Exercise requirements
In the data below, how many lines contain the word "Planilla"? Answer with the number alone.

[Data about app and page elements]
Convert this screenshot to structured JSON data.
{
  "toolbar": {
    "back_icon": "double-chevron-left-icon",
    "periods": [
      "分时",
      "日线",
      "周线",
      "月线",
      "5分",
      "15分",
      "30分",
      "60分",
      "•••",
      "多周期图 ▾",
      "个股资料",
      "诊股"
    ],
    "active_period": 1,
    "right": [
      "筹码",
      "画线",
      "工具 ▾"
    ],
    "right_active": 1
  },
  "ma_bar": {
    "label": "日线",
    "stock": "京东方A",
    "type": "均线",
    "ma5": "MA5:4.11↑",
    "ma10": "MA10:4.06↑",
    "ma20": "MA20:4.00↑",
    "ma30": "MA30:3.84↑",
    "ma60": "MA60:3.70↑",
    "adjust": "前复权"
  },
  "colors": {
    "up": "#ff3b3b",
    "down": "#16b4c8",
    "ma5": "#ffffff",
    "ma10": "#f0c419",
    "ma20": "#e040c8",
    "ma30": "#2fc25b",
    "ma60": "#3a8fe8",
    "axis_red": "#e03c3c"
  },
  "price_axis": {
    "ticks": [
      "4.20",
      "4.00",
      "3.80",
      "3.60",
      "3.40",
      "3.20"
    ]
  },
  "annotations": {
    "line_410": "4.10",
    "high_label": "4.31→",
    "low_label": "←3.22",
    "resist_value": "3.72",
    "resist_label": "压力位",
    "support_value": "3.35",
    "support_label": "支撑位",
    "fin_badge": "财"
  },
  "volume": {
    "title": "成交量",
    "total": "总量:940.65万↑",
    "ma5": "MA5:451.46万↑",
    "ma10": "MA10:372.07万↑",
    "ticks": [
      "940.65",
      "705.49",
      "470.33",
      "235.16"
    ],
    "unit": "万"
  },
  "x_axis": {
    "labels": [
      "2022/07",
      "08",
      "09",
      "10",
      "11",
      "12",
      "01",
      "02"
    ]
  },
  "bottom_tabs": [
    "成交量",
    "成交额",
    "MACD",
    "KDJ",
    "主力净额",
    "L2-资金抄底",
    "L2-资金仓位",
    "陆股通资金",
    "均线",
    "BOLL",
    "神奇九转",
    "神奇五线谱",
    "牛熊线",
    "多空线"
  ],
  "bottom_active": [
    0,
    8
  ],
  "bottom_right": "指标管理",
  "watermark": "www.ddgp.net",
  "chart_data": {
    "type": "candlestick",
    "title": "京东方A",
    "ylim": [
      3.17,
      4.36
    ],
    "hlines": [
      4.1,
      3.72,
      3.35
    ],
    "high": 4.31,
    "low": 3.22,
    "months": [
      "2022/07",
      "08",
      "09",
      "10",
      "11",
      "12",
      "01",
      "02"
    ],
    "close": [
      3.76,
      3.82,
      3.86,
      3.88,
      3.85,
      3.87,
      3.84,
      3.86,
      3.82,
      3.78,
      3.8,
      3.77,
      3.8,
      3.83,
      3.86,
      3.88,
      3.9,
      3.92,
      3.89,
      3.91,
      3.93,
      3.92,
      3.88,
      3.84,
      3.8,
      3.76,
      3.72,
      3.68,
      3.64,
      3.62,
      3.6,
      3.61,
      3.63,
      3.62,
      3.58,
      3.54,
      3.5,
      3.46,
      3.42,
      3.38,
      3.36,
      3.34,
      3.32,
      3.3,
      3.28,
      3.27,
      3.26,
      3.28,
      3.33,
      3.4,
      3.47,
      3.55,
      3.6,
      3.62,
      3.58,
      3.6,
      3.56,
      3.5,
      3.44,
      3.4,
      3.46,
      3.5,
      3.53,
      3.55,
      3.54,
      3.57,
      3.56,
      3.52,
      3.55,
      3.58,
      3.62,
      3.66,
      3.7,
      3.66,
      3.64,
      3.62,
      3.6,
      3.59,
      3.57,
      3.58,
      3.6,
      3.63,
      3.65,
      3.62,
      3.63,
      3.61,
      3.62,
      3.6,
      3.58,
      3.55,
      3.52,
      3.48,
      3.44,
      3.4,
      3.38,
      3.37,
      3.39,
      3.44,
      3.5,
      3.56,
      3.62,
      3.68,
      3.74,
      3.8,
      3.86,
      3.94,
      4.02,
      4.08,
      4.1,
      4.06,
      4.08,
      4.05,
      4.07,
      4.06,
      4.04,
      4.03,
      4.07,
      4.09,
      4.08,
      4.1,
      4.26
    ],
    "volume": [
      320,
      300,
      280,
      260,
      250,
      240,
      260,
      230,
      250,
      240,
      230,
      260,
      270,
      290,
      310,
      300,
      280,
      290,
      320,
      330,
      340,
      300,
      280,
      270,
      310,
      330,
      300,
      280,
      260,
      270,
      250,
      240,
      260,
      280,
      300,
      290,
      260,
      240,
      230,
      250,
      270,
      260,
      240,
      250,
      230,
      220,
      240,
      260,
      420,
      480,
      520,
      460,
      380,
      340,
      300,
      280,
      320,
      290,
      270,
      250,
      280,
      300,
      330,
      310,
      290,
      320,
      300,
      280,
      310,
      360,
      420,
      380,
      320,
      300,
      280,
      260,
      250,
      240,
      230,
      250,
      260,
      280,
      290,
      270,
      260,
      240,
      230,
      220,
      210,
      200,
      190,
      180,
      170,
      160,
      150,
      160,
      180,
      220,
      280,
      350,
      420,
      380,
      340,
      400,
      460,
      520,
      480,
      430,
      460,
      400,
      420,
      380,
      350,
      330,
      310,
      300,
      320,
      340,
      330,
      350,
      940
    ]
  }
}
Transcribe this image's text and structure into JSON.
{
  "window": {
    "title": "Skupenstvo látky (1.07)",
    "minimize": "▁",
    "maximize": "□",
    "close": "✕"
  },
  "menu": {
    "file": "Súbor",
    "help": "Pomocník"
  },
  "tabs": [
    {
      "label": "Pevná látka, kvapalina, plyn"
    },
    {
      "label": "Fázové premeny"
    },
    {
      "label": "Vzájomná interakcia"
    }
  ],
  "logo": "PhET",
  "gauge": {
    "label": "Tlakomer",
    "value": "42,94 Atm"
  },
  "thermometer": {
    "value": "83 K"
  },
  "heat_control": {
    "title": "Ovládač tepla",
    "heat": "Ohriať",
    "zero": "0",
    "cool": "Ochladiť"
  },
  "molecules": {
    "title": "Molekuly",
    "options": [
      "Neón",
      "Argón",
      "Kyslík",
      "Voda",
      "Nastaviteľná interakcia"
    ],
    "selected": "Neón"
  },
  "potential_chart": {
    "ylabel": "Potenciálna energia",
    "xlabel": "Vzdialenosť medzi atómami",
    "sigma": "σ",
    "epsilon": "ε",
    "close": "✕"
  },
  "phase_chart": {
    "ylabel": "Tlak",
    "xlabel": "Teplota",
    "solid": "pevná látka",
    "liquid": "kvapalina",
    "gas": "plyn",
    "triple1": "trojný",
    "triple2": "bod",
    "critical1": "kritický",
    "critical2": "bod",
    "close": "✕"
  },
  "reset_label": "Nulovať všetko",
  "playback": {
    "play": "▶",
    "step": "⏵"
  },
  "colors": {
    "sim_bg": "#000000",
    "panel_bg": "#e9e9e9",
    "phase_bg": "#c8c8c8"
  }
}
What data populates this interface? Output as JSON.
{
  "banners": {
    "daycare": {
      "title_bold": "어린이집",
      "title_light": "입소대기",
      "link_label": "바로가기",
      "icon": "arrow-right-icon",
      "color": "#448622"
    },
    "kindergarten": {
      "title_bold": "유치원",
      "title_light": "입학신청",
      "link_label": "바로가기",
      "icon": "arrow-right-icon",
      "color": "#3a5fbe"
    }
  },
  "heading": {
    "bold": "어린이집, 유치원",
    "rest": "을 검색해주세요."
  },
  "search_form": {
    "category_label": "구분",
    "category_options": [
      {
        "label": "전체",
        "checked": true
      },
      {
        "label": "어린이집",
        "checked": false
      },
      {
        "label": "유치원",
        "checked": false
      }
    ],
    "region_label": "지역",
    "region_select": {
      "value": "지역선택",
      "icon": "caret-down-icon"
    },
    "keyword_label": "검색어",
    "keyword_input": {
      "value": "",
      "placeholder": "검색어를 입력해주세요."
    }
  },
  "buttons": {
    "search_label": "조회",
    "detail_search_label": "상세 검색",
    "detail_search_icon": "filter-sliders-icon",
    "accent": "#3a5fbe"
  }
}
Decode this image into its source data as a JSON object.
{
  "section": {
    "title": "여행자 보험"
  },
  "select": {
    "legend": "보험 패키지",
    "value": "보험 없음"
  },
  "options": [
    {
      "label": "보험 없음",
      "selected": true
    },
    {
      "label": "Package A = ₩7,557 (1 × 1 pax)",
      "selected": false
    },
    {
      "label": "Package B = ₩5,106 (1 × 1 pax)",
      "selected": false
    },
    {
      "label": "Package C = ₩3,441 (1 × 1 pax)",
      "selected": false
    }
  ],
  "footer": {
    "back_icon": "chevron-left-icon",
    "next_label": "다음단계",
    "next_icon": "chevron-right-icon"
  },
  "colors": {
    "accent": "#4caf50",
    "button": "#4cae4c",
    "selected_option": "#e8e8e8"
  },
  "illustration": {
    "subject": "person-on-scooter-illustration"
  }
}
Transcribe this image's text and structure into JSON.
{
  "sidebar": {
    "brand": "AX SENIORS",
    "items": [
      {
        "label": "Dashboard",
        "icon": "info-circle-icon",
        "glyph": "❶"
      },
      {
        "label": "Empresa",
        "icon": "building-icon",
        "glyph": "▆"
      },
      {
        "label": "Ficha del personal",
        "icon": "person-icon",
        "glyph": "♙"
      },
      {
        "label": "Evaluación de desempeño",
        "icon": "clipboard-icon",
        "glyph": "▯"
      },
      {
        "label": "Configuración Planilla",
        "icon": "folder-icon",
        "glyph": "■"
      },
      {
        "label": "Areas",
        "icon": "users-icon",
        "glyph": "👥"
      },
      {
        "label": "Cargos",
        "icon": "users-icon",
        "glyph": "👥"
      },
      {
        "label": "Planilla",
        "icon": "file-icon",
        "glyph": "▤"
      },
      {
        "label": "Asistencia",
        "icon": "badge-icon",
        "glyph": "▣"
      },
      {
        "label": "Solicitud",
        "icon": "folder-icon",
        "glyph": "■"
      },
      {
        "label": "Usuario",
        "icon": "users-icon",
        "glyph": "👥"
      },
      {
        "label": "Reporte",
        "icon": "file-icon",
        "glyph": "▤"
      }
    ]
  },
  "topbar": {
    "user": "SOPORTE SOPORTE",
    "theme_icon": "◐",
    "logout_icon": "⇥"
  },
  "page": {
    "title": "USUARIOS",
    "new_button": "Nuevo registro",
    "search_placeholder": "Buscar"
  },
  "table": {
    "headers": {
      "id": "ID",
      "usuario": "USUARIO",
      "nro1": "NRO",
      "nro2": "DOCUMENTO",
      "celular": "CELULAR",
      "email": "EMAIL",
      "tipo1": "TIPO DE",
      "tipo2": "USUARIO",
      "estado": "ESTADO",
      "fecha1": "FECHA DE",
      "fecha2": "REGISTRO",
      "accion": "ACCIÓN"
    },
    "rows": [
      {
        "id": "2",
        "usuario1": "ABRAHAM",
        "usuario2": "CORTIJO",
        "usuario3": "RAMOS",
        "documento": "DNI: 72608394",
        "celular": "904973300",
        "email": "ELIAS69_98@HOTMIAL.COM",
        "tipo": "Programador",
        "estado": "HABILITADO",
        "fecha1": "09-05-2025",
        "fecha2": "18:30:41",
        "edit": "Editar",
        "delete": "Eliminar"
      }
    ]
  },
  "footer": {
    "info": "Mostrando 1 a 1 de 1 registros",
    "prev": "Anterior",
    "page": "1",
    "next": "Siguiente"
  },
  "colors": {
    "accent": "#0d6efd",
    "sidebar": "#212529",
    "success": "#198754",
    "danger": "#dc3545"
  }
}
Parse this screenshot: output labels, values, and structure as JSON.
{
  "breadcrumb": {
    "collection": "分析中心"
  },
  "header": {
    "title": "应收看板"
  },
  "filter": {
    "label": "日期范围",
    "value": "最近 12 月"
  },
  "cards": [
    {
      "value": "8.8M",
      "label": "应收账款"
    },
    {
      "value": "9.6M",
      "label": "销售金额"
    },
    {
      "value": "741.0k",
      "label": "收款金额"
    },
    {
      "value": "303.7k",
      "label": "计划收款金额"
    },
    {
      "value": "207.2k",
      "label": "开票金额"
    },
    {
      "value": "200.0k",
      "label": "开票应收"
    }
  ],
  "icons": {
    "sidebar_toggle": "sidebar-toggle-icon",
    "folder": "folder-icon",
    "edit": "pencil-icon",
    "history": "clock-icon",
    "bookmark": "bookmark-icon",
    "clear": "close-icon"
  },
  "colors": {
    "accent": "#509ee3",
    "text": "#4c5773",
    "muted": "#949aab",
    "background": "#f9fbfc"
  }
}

Answer space
2